Quite often, I find myself in the situation where I've updated a file but I don't want git to track that change. Usually this is a temporary update to a config file.
For example, right now I'm running my webapi locally and I've updated my angular environment.ts file to point locally. I'll be working like this for a few days and I want to regularly commit and push my changes. But I don't want to commit the changes to environment.ts. I like to do git add . to include all my updates but it's annoying to have a single file that I don't want to include.
Turns out, unsurprisingly, there is a handy git command for this...
git update-index --assume-unchanged "somewhere/environment.ts"
If you run a git status you will see that git is no longer aware of the edit.
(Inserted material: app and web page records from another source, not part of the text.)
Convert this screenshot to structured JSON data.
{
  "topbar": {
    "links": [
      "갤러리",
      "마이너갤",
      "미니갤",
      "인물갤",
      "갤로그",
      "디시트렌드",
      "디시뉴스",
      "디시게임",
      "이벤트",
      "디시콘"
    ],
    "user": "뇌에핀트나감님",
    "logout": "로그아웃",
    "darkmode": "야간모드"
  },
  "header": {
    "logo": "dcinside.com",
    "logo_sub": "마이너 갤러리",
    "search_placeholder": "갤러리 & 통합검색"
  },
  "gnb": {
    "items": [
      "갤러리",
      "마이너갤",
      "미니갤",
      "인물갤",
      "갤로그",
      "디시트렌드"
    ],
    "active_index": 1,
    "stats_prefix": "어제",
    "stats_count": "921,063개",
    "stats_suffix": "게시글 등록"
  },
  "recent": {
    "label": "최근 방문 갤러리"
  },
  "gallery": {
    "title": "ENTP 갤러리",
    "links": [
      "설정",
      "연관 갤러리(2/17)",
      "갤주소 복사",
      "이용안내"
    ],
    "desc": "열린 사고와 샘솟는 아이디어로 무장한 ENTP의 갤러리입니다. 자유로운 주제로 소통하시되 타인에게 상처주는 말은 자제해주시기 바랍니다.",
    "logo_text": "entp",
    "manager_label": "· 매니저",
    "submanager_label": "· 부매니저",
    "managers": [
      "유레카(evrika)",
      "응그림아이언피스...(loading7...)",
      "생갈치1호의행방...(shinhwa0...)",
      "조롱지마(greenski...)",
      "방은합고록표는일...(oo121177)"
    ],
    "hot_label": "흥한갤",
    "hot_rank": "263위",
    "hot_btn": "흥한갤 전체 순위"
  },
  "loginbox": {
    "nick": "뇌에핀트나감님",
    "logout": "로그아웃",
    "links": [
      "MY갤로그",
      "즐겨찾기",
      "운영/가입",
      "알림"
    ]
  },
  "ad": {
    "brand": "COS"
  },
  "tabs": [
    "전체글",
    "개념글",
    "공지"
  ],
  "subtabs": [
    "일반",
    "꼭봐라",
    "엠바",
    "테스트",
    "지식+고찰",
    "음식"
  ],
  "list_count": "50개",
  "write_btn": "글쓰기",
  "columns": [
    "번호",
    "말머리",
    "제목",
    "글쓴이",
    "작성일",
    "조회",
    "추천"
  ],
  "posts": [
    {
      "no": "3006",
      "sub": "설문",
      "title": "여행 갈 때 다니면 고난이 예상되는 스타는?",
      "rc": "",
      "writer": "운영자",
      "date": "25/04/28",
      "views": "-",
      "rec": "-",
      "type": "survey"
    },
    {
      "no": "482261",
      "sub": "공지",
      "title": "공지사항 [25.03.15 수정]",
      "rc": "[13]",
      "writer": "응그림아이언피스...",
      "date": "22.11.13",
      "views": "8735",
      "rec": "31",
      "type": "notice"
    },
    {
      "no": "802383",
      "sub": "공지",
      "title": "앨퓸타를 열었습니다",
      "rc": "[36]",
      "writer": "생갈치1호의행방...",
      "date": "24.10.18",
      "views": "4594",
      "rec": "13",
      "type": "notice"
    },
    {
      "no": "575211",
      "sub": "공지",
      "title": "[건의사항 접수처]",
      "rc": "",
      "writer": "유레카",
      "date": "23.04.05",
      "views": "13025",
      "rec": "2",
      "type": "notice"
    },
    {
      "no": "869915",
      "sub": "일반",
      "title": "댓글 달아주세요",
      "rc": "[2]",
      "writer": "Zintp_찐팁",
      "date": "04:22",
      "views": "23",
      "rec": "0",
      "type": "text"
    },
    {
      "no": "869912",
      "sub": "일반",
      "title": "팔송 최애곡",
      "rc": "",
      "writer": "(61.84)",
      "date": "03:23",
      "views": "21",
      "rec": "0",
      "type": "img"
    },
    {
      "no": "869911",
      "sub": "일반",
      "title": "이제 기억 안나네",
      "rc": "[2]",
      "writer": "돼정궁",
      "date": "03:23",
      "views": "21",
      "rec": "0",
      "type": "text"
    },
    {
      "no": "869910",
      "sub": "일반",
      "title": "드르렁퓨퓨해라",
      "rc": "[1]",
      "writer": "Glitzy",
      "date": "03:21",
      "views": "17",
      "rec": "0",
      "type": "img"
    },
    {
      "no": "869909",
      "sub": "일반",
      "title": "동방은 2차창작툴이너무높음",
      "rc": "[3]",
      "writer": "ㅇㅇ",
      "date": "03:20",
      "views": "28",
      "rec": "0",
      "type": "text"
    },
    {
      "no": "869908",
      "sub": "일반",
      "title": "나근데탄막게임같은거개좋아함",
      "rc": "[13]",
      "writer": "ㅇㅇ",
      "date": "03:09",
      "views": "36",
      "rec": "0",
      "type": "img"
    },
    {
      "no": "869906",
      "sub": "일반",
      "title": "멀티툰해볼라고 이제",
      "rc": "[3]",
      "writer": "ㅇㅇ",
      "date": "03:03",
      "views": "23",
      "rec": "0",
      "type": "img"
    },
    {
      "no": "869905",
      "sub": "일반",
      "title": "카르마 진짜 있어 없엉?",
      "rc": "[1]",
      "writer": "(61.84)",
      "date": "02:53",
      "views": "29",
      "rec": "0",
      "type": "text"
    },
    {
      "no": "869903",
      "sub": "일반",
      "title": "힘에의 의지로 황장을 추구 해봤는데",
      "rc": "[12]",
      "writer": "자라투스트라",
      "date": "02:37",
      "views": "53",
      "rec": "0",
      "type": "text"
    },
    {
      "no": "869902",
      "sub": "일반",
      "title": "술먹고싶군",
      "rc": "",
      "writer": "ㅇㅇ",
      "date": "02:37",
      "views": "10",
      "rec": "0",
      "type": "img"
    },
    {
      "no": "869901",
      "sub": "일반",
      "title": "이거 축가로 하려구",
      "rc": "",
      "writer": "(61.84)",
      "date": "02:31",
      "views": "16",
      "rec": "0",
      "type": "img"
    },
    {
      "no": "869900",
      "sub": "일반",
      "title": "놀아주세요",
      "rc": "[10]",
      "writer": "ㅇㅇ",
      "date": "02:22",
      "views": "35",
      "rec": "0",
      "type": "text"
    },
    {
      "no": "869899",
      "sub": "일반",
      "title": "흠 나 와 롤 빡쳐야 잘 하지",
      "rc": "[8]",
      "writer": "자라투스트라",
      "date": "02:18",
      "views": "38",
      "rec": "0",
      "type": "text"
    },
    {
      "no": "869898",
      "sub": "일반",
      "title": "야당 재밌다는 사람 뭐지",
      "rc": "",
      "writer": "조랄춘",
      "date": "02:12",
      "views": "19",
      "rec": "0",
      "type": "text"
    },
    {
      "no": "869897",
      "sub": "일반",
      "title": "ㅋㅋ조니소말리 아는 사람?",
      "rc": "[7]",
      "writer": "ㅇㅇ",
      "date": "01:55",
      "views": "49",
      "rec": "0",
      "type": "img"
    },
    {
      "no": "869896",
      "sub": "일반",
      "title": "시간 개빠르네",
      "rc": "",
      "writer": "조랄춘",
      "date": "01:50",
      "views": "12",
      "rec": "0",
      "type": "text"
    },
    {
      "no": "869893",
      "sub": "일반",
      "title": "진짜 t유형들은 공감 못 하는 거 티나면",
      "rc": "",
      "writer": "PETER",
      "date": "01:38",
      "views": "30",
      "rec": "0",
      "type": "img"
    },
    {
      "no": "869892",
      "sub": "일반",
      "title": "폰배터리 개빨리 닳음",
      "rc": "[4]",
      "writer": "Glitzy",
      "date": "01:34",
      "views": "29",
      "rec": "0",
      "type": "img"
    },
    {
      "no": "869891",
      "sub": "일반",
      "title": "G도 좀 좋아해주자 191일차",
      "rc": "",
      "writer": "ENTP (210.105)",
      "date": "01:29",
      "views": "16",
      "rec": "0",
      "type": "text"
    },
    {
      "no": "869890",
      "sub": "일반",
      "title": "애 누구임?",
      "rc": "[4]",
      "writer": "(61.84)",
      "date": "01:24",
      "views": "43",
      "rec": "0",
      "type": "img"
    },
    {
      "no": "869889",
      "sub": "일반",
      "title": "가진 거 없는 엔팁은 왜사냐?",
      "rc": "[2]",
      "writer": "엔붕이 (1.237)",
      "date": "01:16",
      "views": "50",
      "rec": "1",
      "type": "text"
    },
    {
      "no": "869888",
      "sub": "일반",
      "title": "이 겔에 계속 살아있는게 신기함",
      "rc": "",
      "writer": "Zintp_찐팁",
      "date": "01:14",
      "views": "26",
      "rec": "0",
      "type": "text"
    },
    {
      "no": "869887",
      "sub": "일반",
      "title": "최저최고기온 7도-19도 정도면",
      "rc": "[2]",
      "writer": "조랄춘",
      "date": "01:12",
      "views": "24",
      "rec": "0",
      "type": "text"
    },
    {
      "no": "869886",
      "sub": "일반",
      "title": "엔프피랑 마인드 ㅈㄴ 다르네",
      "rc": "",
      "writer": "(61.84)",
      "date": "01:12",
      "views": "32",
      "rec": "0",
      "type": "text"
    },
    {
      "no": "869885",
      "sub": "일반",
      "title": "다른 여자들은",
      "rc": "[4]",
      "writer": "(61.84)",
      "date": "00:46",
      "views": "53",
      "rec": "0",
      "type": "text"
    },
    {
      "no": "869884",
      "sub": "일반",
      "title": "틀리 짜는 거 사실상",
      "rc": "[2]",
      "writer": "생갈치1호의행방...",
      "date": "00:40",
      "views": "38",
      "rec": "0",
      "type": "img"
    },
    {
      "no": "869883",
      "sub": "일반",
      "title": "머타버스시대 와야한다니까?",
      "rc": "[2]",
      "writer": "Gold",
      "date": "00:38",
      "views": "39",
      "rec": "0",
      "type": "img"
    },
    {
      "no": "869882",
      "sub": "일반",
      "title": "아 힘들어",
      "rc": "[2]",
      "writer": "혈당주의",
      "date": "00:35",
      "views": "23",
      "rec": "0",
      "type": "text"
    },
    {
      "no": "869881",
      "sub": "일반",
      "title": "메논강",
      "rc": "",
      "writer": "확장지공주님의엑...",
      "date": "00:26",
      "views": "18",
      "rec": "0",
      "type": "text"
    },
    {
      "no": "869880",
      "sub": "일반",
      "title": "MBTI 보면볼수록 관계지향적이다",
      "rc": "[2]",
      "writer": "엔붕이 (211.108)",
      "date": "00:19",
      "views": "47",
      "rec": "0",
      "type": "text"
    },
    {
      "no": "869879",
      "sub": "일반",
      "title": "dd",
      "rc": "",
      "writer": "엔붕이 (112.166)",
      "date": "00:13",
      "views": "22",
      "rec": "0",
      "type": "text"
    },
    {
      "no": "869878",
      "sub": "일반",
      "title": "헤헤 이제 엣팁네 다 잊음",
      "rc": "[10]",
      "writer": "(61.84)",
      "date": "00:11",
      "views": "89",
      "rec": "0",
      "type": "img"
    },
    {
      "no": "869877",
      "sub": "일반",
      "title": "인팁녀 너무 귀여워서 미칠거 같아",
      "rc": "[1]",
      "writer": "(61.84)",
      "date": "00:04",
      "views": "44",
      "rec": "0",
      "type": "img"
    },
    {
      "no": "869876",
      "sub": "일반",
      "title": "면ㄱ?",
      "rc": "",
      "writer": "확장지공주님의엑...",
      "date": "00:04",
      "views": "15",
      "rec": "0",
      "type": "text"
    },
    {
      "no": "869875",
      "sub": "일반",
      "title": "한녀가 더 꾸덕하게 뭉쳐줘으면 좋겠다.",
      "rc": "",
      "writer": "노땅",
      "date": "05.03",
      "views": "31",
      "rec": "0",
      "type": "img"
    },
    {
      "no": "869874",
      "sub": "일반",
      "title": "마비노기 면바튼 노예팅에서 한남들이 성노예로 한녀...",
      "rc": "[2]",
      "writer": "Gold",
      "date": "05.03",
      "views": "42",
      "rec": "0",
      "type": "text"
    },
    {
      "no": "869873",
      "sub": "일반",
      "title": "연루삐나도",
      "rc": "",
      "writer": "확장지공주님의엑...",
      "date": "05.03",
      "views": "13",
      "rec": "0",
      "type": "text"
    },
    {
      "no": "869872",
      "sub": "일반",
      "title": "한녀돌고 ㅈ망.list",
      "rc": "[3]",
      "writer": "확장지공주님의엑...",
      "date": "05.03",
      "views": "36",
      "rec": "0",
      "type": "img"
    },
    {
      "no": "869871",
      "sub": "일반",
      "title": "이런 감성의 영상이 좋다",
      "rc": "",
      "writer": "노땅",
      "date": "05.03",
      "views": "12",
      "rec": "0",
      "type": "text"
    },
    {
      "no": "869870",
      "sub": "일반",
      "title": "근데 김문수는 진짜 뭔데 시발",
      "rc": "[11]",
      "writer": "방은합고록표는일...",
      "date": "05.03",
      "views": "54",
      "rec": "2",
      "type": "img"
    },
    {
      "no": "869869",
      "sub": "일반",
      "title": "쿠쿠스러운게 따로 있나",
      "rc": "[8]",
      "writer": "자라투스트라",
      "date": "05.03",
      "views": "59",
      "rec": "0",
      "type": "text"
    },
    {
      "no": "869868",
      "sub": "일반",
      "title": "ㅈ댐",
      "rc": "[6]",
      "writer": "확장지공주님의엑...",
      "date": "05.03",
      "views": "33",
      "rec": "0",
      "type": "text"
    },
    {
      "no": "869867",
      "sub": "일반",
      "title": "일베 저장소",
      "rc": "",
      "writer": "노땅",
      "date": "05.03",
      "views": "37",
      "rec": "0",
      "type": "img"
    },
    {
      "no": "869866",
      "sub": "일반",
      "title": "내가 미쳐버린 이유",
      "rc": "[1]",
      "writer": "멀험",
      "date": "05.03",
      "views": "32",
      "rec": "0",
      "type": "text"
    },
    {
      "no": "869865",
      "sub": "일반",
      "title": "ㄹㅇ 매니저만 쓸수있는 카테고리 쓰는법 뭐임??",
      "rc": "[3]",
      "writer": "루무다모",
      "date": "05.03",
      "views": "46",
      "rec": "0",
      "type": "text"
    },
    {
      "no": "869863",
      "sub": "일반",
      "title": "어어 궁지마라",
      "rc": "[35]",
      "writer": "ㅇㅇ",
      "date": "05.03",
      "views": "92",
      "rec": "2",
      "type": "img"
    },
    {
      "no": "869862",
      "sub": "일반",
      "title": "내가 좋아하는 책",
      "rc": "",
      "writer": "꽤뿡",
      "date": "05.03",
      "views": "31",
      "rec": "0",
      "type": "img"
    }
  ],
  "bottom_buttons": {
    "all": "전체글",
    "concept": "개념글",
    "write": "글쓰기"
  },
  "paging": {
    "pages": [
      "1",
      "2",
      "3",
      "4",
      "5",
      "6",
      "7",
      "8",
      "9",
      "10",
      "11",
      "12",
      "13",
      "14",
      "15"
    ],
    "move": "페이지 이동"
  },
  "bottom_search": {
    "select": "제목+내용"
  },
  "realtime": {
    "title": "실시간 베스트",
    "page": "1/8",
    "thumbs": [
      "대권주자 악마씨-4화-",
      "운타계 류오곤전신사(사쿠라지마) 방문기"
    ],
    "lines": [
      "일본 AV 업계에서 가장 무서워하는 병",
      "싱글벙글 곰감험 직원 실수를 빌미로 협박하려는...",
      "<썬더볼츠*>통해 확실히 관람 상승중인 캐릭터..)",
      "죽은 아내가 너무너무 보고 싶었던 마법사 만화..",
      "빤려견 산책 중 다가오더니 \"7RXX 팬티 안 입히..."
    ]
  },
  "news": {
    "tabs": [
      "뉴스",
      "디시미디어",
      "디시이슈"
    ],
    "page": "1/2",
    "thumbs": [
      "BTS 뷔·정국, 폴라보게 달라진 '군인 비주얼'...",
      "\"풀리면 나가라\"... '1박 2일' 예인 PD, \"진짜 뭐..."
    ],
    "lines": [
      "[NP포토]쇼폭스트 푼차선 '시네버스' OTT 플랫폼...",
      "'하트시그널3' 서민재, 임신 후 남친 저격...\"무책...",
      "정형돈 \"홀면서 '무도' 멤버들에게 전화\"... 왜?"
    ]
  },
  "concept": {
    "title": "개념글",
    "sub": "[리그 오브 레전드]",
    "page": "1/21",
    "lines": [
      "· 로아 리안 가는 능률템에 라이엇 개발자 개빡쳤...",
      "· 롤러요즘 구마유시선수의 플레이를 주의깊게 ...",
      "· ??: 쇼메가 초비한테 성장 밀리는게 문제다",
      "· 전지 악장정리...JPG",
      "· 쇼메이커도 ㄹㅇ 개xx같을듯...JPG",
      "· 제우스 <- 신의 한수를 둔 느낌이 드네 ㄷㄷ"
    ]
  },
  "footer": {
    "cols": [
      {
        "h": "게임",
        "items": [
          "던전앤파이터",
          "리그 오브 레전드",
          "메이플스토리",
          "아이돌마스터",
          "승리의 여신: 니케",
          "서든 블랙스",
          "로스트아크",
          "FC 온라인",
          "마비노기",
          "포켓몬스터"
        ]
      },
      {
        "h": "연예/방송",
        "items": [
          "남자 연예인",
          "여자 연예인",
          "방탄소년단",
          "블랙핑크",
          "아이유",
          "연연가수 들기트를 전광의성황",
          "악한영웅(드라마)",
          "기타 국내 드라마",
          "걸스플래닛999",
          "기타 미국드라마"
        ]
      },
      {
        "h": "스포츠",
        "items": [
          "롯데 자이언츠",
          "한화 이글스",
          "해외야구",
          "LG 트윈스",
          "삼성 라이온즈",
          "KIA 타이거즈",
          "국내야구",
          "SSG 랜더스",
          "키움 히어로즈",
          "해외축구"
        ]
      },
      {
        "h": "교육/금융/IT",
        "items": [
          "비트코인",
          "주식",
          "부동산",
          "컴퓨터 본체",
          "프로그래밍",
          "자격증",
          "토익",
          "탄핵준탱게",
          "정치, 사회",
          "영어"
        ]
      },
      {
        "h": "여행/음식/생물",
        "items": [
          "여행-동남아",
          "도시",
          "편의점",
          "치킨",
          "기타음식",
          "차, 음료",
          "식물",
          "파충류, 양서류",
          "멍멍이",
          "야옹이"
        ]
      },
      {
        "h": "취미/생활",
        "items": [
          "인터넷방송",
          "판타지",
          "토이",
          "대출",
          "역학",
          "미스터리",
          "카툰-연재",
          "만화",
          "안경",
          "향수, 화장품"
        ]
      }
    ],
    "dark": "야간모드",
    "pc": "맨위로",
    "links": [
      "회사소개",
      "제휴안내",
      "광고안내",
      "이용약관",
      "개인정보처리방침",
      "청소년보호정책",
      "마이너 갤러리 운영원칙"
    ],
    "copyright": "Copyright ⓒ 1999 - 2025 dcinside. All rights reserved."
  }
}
We can now do...
git add .
git commit -m "I did stuff and stuff"
To undo this, we simply...
git update-index --no-assume-unchanged "somewhere/environment.ts"
I do this whenever I make an update that I know I won't want to push.